Economic instability has increased from the overwhelming presence of competing armed groups overseeing various forms of racketeering and banditry. Although the figure of the armed northern youth is seen by some as having “liberated Abidjan” last April, the same figure’s unruly shadow looms large in Bouaké. The recent transformation in the nature of urban youth networks in Bouaké attests to this sense of insecurity.
Witness the new prominence of the grin, informal, neighborhood-based groups of young men who drink non-alcoholic beverages together and converse. Among young men, the neighborhood-based religious associations that grew in the early 1990s as sites of youth mobilization have been replaced by the multiplication of grins of all sorts over the past year and a half. In the Air France neighborhood alone, twenty-two grins are active, including grins for traders, mechanics, students, soldiers, bandits, and others who meet in different sites and at different times of the day to sip tea and talk. Although the presence of armed youth in the north carries neither the same implications as in the south or west nor compares with the scale of the problem in Liberia and Sierra Leone, it is worrisome. It raises the question of the place and roles that youth will likely occupy and play in the reconfiguration of post-conflict Ivoirian society.
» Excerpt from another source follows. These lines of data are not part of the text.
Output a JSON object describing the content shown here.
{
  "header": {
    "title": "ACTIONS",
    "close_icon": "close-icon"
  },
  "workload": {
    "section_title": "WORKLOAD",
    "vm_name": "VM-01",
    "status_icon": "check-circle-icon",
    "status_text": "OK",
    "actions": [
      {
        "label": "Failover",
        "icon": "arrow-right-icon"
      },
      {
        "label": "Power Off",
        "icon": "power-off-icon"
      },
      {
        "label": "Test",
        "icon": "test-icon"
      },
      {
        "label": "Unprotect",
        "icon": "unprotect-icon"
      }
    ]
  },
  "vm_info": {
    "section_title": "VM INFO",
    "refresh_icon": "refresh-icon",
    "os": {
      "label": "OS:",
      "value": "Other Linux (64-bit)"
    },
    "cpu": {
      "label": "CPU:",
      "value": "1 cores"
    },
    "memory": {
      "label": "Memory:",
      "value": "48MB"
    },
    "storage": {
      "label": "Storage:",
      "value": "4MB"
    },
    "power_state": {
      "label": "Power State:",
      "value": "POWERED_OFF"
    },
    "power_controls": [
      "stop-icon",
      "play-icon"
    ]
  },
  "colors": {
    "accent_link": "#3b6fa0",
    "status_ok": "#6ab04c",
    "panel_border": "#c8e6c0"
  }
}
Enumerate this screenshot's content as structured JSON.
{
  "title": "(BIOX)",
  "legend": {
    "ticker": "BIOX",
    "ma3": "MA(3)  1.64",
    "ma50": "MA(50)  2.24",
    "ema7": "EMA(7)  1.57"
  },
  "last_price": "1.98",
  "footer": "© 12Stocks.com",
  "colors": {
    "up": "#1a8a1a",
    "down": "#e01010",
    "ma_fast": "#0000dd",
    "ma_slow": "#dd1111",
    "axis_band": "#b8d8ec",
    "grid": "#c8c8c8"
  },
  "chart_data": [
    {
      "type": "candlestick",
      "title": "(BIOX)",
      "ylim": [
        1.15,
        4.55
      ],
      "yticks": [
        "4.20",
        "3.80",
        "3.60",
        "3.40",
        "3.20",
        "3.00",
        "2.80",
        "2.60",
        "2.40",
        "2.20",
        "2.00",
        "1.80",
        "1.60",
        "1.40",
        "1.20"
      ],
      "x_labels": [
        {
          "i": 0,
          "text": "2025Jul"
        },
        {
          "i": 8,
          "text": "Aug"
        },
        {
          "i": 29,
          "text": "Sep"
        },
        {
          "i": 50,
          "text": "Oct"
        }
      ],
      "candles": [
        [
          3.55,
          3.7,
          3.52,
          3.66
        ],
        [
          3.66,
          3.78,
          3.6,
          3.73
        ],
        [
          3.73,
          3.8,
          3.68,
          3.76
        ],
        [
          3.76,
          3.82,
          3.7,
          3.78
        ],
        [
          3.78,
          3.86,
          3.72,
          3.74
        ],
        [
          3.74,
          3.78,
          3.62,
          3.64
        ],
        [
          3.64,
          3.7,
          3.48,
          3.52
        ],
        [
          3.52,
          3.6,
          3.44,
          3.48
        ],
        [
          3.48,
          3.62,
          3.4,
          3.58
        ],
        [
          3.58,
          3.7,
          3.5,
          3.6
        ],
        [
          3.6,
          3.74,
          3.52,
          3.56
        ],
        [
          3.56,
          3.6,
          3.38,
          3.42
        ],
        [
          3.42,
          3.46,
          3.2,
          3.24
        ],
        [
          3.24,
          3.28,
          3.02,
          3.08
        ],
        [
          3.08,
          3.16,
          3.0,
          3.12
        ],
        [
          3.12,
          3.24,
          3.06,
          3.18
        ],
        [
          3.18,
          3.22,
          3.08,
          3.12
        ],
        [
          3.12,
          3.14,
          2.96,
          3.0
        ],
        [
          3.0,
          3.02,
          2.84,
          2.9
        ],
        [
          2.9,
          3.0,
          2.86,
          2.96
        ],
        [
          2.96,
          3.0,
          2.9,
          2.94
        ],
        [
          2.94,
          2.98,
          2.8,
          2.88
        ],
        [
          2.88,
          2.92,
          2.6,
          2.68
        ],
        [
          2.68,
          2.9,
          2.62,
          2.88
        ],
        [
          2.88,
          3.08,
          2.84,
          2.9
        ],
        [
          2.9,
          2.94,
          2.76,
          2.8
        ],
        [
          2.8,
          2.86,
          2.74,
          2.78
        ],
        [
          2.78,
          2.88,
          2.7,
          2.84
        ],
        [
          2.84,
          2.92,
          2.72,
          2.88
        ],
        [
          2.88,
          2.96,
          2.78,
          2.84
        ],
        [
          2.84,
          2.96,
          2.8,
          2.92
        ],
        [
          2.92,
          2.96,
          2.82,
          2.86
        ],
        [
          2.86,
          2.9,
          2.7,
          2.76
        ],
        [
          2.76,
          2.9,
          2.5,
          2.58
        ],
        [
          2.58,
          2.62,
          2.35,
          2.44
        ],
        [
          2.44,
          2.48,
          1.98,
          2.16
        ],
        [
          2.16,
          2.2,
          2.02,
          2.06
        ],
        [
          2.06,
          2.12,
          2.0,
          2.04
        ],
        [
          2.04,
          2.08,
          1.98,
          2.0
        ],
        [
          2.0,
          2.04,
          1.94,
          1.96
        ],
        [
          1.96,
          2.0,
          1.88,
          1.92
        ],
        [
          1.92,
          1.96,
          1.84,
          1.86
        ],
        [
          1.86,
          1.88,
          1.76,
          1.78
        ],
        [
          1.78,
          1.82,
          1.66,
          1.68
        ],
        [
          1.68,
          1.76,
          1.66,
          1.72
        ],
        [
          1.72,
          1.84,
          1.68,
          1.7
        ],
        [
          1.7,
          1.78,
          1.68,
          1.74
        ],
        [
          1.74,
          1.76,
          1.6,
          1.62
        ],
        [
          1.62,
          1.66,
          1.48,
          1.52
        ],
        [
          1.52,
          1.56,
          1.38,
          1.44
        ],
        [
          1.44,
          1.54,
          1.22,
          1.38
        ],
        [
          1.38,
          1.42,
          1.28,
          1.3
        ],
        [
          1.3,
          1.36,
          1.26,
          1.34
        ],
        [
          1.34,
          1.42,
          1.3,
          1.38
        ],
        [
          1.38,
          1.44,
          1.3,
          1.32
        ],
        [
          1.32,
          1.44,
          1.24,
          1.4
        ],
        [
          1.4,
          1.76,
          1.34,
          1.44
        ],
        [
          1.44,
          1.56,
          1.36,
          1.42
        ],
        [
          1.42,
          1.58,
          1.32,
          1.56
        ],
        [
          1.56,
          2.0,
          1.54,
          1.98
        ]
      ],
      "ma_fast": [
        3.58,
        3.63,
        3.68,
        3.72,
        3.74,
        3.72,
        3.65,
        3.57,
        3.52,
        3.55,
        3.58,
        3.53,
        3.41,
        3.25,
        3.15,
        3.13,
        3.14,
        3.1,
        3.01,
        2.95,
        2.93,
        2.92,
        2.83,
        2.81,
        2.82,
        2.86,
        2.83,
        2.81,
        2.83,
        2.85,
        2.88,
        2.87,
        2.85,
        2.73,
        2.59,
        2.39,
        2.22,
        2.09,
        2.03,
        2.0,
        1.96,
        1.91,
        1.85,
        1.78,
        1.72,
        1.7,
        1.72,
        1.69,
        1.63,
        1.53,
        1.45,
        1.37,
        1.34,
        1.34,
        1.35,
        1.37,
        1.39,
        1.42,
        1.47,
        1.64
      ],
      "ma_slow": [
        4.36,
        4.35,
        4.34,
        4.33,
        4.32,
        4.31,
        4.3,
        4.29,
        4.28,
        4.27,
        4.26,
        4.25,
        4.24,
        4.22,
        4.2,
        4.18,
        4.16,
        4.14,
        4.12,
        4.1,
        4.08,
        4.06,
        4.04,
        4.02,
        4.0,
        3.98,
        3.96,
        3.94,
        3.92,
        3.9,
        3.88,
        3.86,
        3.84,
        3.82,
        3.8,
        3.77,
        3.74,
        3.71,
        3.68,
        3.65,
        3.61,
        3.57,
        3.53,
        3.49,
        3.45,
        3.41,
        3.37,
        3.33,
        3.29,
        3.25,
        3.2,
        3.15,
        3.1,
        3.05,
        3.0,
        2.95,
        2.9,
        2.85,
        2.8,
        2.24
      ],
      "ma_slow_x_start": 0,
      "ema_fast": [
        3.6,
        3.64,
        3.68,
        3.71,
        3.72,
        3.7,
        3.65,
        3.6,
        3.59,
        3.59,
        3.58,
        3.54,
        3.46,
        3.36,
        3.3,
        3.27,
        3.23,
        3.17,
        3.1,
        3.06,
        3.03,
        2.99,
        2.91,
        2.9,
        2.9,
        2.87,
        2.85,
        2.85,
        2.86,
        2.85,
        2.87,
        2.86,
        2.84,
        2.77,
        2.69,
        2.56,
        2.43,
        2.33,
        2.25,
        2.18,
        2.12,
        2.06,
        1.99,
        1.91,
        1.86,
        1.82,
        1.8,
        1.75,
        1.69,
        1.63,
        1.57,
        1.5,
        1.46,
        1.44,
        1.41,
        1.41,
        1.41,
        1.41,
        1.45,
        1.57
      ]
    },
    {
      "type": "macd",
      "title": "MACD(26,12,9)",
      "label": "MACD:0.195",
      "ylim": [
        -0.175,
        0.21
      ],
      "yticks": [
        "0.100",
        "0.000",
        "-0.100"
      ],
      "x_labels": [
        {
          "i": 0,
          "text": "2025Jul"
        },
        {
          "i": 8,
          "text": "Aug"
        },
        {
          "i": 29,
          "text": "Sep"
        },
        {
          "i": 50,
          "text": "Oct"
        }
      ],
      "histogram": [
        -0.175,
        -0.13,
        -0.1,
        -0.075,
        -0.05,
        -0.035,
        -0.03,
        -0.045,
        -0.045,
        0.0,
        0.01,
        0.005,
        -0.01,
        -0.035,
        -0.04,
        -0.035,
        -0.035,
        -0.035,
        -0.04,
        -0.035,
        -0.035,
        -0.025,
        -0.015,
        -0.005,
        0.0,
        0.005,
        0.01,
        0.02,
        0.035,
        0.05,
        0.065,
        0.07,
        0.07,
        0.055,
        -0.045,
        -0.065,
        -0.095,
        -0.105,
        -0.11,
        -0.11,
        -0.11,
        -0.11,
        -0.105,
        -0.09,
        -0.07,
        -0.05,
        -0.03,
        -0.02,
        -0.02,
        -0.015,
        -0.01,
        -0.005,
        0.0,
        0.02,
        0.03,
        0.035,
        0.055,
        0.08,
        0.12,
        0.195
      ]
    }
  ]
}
At the national level, with the reappropriation of the Ivoirian media by the new government, political and social discourses have notably turned from the idiom of an exclusive ivoirité to idioms of an all-inclusive réconciliation, good governance, and sustainable development. However, these discourses of reconstruction and peace have limited purchase in places like Bouaké. At the beginning of the school year and around the time of the celebration of Tabaski in October 2011, policies of good governance and sustainable development translated into the government’s razing to the ground all illegal shops and stalls constructed around the former site of Bouaké’s central market. For a city of merchants like Bouaké, where trade remains the core economic activity open to youth, the struggle remains: “Les temps sont très durs et on ne voit pas la fin venir,” a young male merchant in his early thirties, told me: “Il y a que la faim” (The times are very hard and will not end soon. All that remains is hunger). The ambient optimism present in Abidjan, even if still quite muted, has not yet penetrated to the frontier zone of Bouaké.
Figure 1. Presidential campaign billboards (for A. Ouattara, left, and L. Gbagbo, right) in Bouaké as motorcyclists and a U.N. vehicle pass by, October 27, 2010. Photo: Sia Kambou/AFP/Getty Images .
Figure 2. Crossroads in downtown Bouaké, 2011. The broadcasting tower of the Radiodiffusion Télévision Ivoirienne station looms in the background. Photo: Agence France Presse .
Note and References
 “Dioula” is the francophone spelling of “Jula.” Both words are pronounced the same way.
 Hoen, Marco T’. 2010. Ivory Coast Votes after Five-Year Wait. The Epoch Times, Oct. 28 (accessed June 20, 2012).
 Africa Review. 2012. Human Rights Group Warns of Crime Wave in Côte d’Ivoire. Africa Review, March 7 (accessed June 20, 2012).